How to Learn New Skills
Have you heard of the 10,000 Hour Rule as popularized by Malcolm Gladwell before? It states that you need 10,000 hours of practice to achieve mastery in a skill. This statistic has taken the world by storm and gotten debunked by multiple sources as being a half-truth, but the truth stands that you do need to practice a lot to become a master.
For most of us, we don't need to become a master at 95% of the things that we do. Sure, maybe you want to become an expert in your field of work, but the chances of you simultaneously wanting to be a world-class pianist are close to zero. Practicing until you can play recreationally in an orchestra or band might be closer to your actual goals. In that 95% of skills that we aren't aiming for mastery for, how long do you think it takes to get to a reasonable skill level? One particular TED speaker, Josh Kaufman, says that number is 20 hours.
The First 20 Hours: How to Go About It
If you haven't watched the talk by Josh Kaufman yet, I highly recommend you to give it a listen - it's highly motivating in how it convinces you that you can learn whatever you put your mind to. In summary, he states that in the first 20 hours of learning anything, you should:
- learn how to deconstruct the skill
- such that you are able to learn how to self-correct
- remove practice barriers (modify your environment to encourage practice)
While it's a good framework, I have a few of my own thoughts to add. I've learned many skills to varying degrees of success from foreign languages to musical instruments to programming, so I believe I know what I'm talking about. Of course, the process of learning varies from person to person, so you should always aim to construct your own method of learning.

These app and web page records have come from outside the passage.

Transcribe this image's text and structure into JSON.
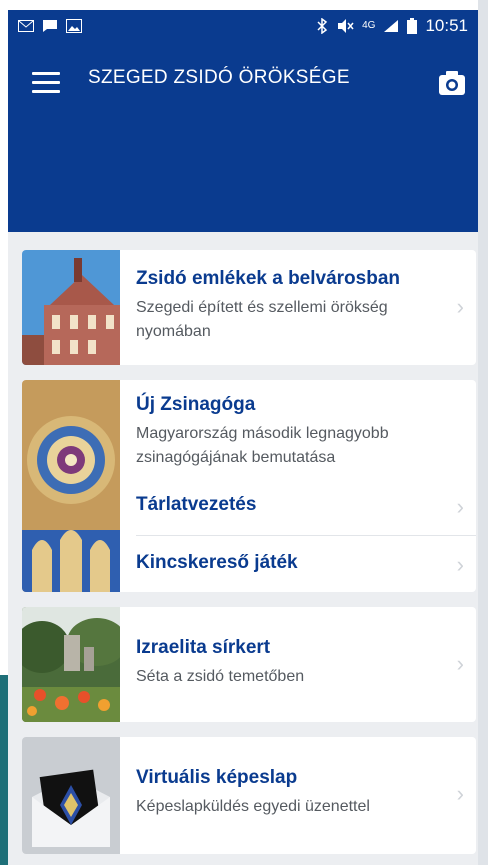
{
  "status_bar": {
    "icons_left": [
      "mail-icon",
      "message-icon",
      "image-icon"
    ],
    "icons_right": [
      "bluetooth-icon",
      "mute-icon",
      "network-4g-icon",
      "signal-icon",
      "battery-icon"
    ],
    "network": "4G",
    "time": "10:51"
  },
  "app_bar": {
    "title": "SZEGED ZSIDÓ ÖRÖKSÉGE",
    "color": "#0a3b8f"
  },
  "cards": [
    {
      "title": "Zsidó emlékek a belvárosban",
      "subtitle_lines": [
        "Szegedi épített és szellemi örökség",
        "nyomában"
      ]
    },
    {
      "title": "Új Zsinagóga",
      "subtitle_lines": [
        "Magyarország második legnagyobb",
        "zsinagógájának bemutatása"
      ],
      "links": [
        "Tárlatvezetés",
        "Kincskereső játék"
      ]
    },
    {
      "title": "Izraelita sírkert",
      "subtitle_lines": [
        "Séta a zsidó temetőben"
      ]
    },
    {
      "title": "Virtuális képeslap",
      "subtitle_lines": [
        "Képeslapküldés egyedi üzenettel"
      ]
    }
  ]
}
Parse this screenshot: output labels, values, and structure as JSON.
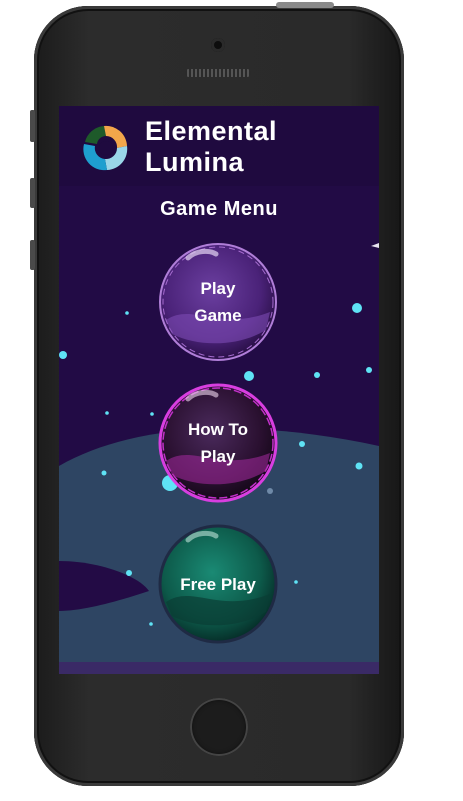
{
  "app": {
    "title": "Elemental\nLumina"
  },
  "menu": {
    "title": "Game Menu",
    "buttons": [
      {
        "label": "Play\nGame",
        "color": "#6a2f98"
      },
      {
        "label": "How To\nPlay",
        "color": "#7a1f6a"
      },
      {
        "label": "Free Play",
        "color": "#0f6a5a"
      }
    ]
  },
  "colors": {
    "background": "#220b45",
    "header": "#1f0a3f",
    "planet": "#2e4563",
    "particle": "#5fe3f5",
    "logo": [
      "#1e5a2a",
      "#f2a64a",
      "#9ad6e8",
      "#1e9fcf"
    ]
  }
}
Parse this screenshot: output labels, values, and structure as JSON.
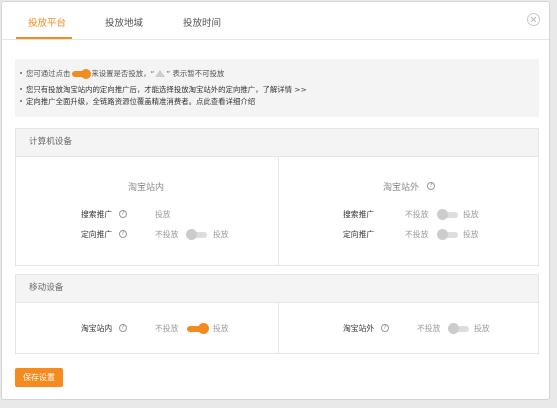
{
  "tabs": [
    {
      "label": "投放平台",
      "active": true
    },
    {
      "label": "投放地域",
      "active": false
    },
    {
      "label": "投放时间",
      "active": false
    }
  ],
  "notice": {
    "line1_prefix": "您可通过点击",
    "line1_mid": "来设置是否投放，“",
    "line1_suffix": "” 表示暂不可投放",
    "line2": "您只有投放淘宝站内的定向推广后，才能选择投放淘宝站外的定向推广，了解详情 >>",
    "line3": "定向推广全面升级，全链路资源位覆盖精准消费者。点此查看详细介绍"
  },
  "pc_section": {
    "title": "计算机设备",
    "inside": {
      "title": "淘宝站内",
      "rows": [
        {
          "label": "搜索推广",
          "state_on": "投放"
        },
        {
          "label": "定向推广",
          "state_off": "不投放",
          "state_on": "投放",
          "enabled": false
        }
      ]
    },
    "outside": {
      "title": "淘宝站外",
      "rows": [
        {
          "label": "搜索推广",
          "state_off": "不投放",
          "state_on": "投放",
          "enabled": false
        },
        {
          "label": "定向推广",
          "state_off": "不投放",
          "state_on": "投放",
          "enabled": false
        }
      ]
    }
  },
  "mobile_section": {
    "title": "移动设备",
    "inside": {
      "label": "淘宝站内",
      "state_off": "不投放",
      "state_on": "投放",
      "enabled": true
    },
    "outside": {
      "label": "淘宝站外",
      "state_off": "不投放",
      "state_on": "投放",
      "enabled": false
    }
  },
  "help_glyph": "?",
  "save_label": "保存设置",
  "colors": {
    "accent": "#f58a1f",
    "panel_bg": "#f4f4f4",
    "border": "#e6e6e6"
  },
  "icons": {
    "close": "close-icon",
    "help": "help-icon",
    "warning": "triangle-icon"
  }
}
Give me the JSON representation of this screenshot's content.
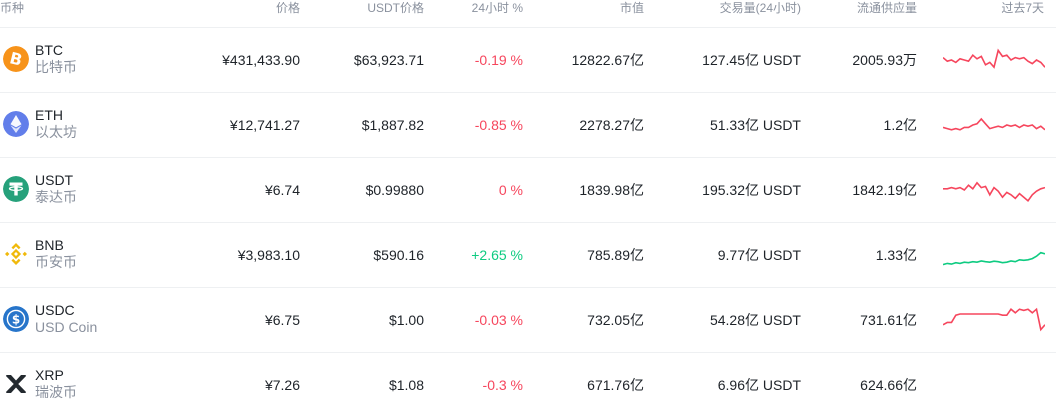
{
  "header": {
    "coin": "币种",
    "price": "价格",
    "usdt_price": "USDT价格",
    "change": "24小时 %",
    "market_cap": "市值",
    "volume": "交易量(24小时)",
    "supply": "流通供应量",
    "chart": "过去7天"
  },
  "colors": {
    "negative": "#f6465d",
    "positive": "#0ecb81"
  },
  "rows": [
    {
      "symbol": "BTC",
      "name": "比特币",
      "icon": "bitcoin-icon",
      "price": "¥431,433.90",
      "usdt_price": "$63,923.71",
      "change": "-0.19 %",
      "market_cap": "12822.67亿",
      "volume": "127.45亿 USDT",
      "supply": "2005.93万",
      "spark": [
        0.6,
        0.45,
        0.5,
        0.4,
        0.55,
        0.5,
        0.45,
        0.7,
        0.55,
        0.65,
        0.3,
        0.4,
        0.2,
        0.9,
        0.65,
        0.7,
        0.5,
        0.6,
        0.55,
        0.6,
        0.45,
        0.35,
        0.5,
        0.4,
        0.2
      ]
    },
    {
      "symbol": "ETH",
      "name": "以太坊",
      "icon": "ethereum-icon",
      "price": "¥12,741.27",
      "usdt_price": "$1,887.82",
      "change": "-0.85 %",
      "market_cap": "2278.27亿",
      "volume": "51.33亿 USDT",
      "supply": "1.2亿",
      "spark": [
        0.4,
        0.35,
        0.3,
        0.35,
        0.3,
        0.4,
        0.4,
        0.5,
        0.55,
        0.75,
        0.55,
        0.35,
        0.4,
        0.45,
        0.4,
        0.5,
        0.45,
        0.5,
        0.4,
        0.5,
        0.45,
        0.5,
        0.35,
        0.45,
        0.3
      ]
    },
    {
      "symbol": "USDT",
      "name": "泰达币",
      "icon": "tether-icon",
      "price": "¥6.74",
      "usdt_price": "$0.99880",
      "change": "0 %",
      "market_cap": "1839.98亿",
      "volume": "195.32亿 USDT",
      "supply": "1842.19亿",
      "spark": [
        0.55,
        0.55,
        0.6,
        0.55,
        0.6,
        0.5,
        0.7,
        0.55,
        0.8,
        0.6,
        0.65,
        0.3,
        0.6,
        0.45,
        0.2,
        0.4,
        0.3,
        0.15,
        0.35,
        0.2,
        0.05,
        0.3,
        0.45,
        0.55,
        0.6
      ]
    },
    {
      "symbol": "BNB",
      "name": "币安币",
      "icon": "binance-icon",
      "price": "¥3,983.10",
      "usdt_price": "$590.16",
      "change": "+2.65 %",
      "market_cap": "785.89亿",
      "volume": "9.77亿 USDT",
      "supply": "1.33亿",
      "spark": [
        0.1,
        0.15,
        0.12,
        0.18,
        0.15,
        0.2,
        0.18,
        0.22,
        0.2,
        0.25,
        0.22,
        0.2,
        0.24,
        0.22,
        0.18,
        0.2,
        0.25,
        0.22,
        0.3,
        0.28,
        0.3,
        0.35,
        0.45,
        0.6,
        0.55
      ]
    },
    {
      "symbol": "USDC",
      "name": "USD Coin",
      "icon": "usd-coin-icon",
      "price": "¥6.75",
      "usdt_price": "$1.00",
      "change": "-0.03 %",
      "market_cap": "732.05亿",
      "volume": "54.28亿 USDT",
      "supply": "731.61亿",
      "spark": [
        0.3,
        0.4,
        0.4,
        0.7,
        0.75,
        0.75,
        0.75,
        0.75,
        0.75,
        0.75,
        0.75,
        0.75,
        0.75,
        0.75,
        0.7,
        0.7,
        0.95,
        0.8,
        0.95,
        0.9,
        0.95,
        0.8,
        0.95,
        0.1,
        0.3
      ]
    },
    {
      "symbol": "XRP",
      "name": "瑞波币",
      "icon": "xrp-icon",
      "price": "¥7.26",
      "usdt_price": "$1.08",
      "change": "-0.3 %",
      "market_cap": "671.76亿",
      "volume": "6.96亿 USDT",
      "supply": "624.66亿",
      "spark": []
    }
  ]
}
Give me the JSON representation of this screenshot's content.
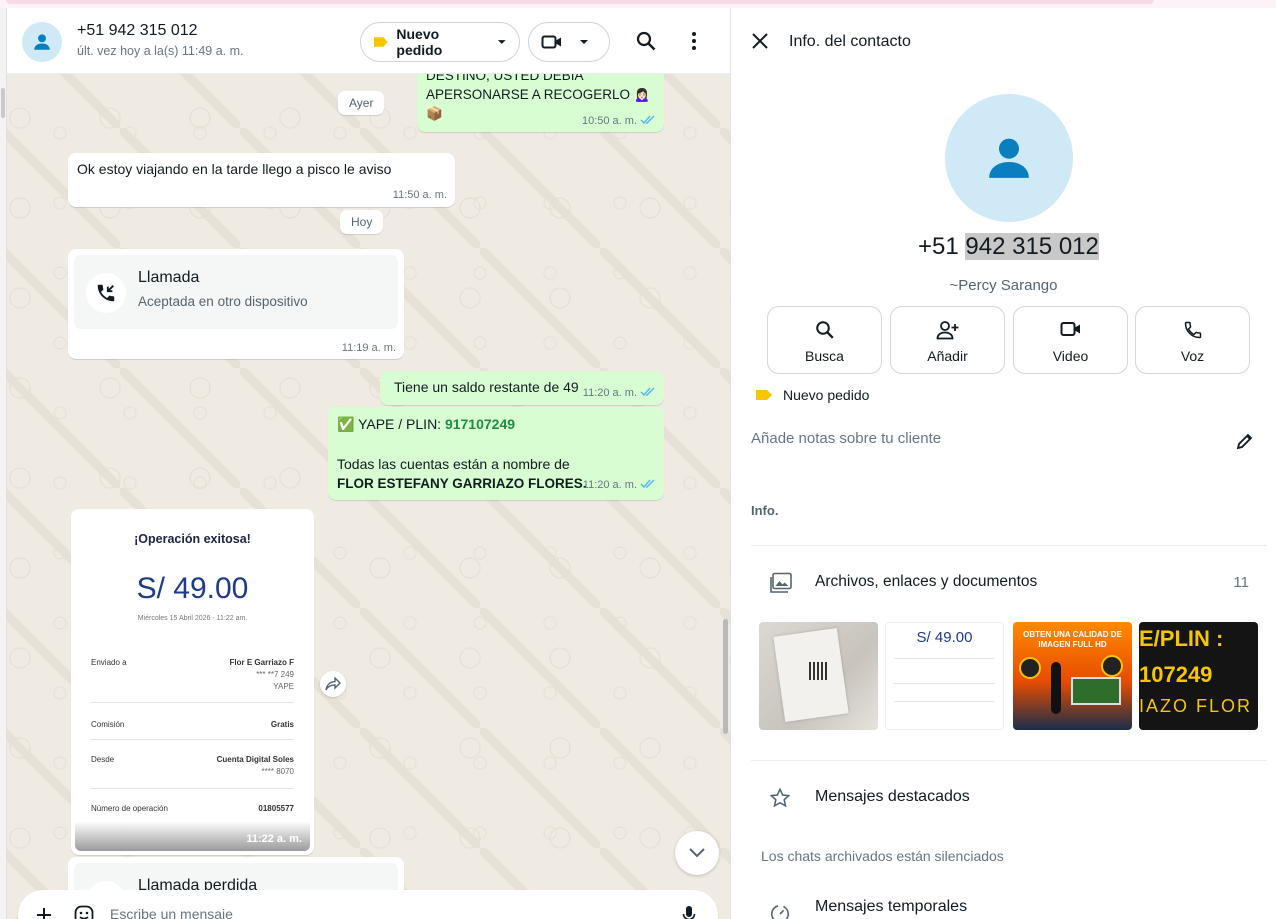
{
  "chat": {
    "contact_name": "+51 942 315 012",
    "status": "últ. vez hoy a la(s) 11:49 a. m.",
    "label_button": "Nuevo pedido",
    "colors": {
      "label_yellow": "#f7c600",
      "out_bubble": "#d9fdd3",
      "tick_blue": "#53bdeb",
      "link_green": "#1f8a4c",
      "missed_red": "#ea0038"
    },
    "messages": {
      "m1_lines": [
        "DESTINO, USTED DEBIA",
        "APERSONARSE A RECOGERLO 🙍🏻‍♀️",
        "📦"
      ],
      "m1_time": "10:50 a. m.",
      "day_ayer": "Ayer",
      "m2_text": "Ok estoy viajando en la tarde llego a pisco le aviso",
      "m2_time": "11:50 a. m.",
      "day_hoy": "Hoy",
      "call1_title": "Llamada",
      "call1_sub": "Aceptada en otro dispositivo",
      "call1_time": "11:19 a. m.",
      "m3_text": "Tiene un saldo restante de 49",
      "m3_time": "11:20 a. m.",
      "m4_prefix": "✅ YAPE / PLIN: ",
      "m4_number": "917107249",
      "m4_line2": "Todas las cuentas están a nombre de",
      "m4_bold": "FLOR ESTEFANY GARRIAZO FLORES.",
      "m4_time": "11:20 a. m.",
      "call2_title": "Llamada perdida"
    },
    "receipt": {
      "title": "¡Operación exitosa!",
      "amount": "S/ 49.00",
      "date": "Miércoles 15 Abril 2026 - 11:22 am.",
      "sent_to_label": "Enviado a",
      "sent_to_name": "Flor E Garriazo F",
      "sent_to_num": "*** **7 249",
      "sent_to_app": "YAPE",
      "fee_label": "Comisión",
      "fee_value": "Gratis",
      "from_label": "Desde",
      "from_value": "Cuenta Digital Soles",
      "from_num": "**** 8070",
      "op_label": "Número de operación",
      "op_value": "01805577",
      "time": "11:22 a. m."
    },
    "composer_placeholder": "Escribe un mensaje"
  },
  "info": {
    "title": "Info. del contacto",
    "phone_prefix": "+51 ",
    "phone_highlight": "942 315 012",
    "nickname": "~Percy Sarango",
    "actions": [
      "Busca",
      "Añadir",
      "Video",
      "Voz"
    ],
    "label": "Nuevo pedido",
    "notes_placeholder": "Añade notas sobre tu cliente",
    "info_heading": "Info.",
    "files_title": "Archivos, enlaces y documentos",
    "files_count": "11",
    "thumb2_amount": "S/ 49.00",
    "thumb3_lines": [
      "OBTEN UNA CALIDAD DE",
      "IMAGEN FULL HD"
    ],
    "thumb4_lines": [
      "E/PLIN :",
      "107249",
      "IAZO FLOR"
    ],
    "starred": "Mensajes destacados",
    "archived_note": "Los chats archivados están silenciados",
    "temporal": "Mensajes temporales"
  }
}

Overcoming Early Roadblocks
The biggest issue for most people when it comes to learning new skills is that they get lost easily and don't know how to progress further once they hit a roadblock. Or they simply don't see progress even after putting in hours of effort. In my opinion, the right choice for most people is to find someone who can teach you the basics. If you know someone who is already well-versed with the skill you want to learn, learn from him or her! If not, find a teacher.
I find that a good teacher or mentor who can lay the foundation for you can save you tons of hours in learning. Let's take, for example, learning how to play the piano. Without a teacher, you wouldn't be aware of the importance of your posture and fingering which can impede progress if not learned well. A teacher can also guide you into learning pieces that are level-appropriate which can form the foundation for better playing later. In many circumstances, a good teacher will help eliminate any early roadblocks that you face and can be a great motivator.
These days, you might not even need a physical teacher. In fact, YouTube is one of the best teachers for many different skills. And the best part is that YouTube is free! That being said, getting a good teacher who can mentor and guide you in private will be the best way for you to identify what you need to work on.
If you're more of a community person, find a learner's community! Humans are social creatures and joining a community can help you keep at it for longer. Furthermore, whatever roadblocks that you're facing have most likely been encountered by someone else before. It's also great fun seeing each other progress!
Learning How to Self-Correct
Learning how to self-correct is essential for reducing your reliance on teachers and community members, but I'd wager that it's actually pretty tough to do for a good number of skills. You don't have enough experience to tell what's wrong just yet, and you might end up self-correcting... in the wrong way!
I find that the best way to learn how to self-correct is to ask my teacher what they look out for when they are correcting something. You shouldn't guess how to self-correct - you need a way to find out what exactly is done wrong, and how it can be fixed.
That being said, I believe that this isn't necessary for the first 20 hours of learning, especially for more complex skills, and you should aim to absorb as much as you can from your teachers first. Don't jump the gun!
Putting in the Hours
Of course, the hardest part about learning anything is probably going to be putting in the actual hours of practice and work. This gets harder as you grow older, mostly because society has primed us to deem ourselves to "not have an aptitude for X" when we fail at something for the first time.
Practice isn't tough. Not seeing progress is.
If I could see myself improving visibly every single day, I would be fired up to practice each day. Sadly, this isn't the case.
You will see days where nothing goes right and you seem to be stagnating. Or becoming worse. These can really be a downer on your motivation, but you have to trust the process - put in the hours and you'll see progress eventually.
James Clear claims that you should focus on the systems that propel you towards your goals rather than the goals themselves. I agree with it fully - you need to focus on fixing your processes and systems of practicing if you want to get good at something.
Trust the process.
I hope you've obtained some insight into how you can go about learning something new. Maybe you'd like to learn juggling, learn to program, or learn a foreign language. Start now - you'll be grateful to yourself in the future.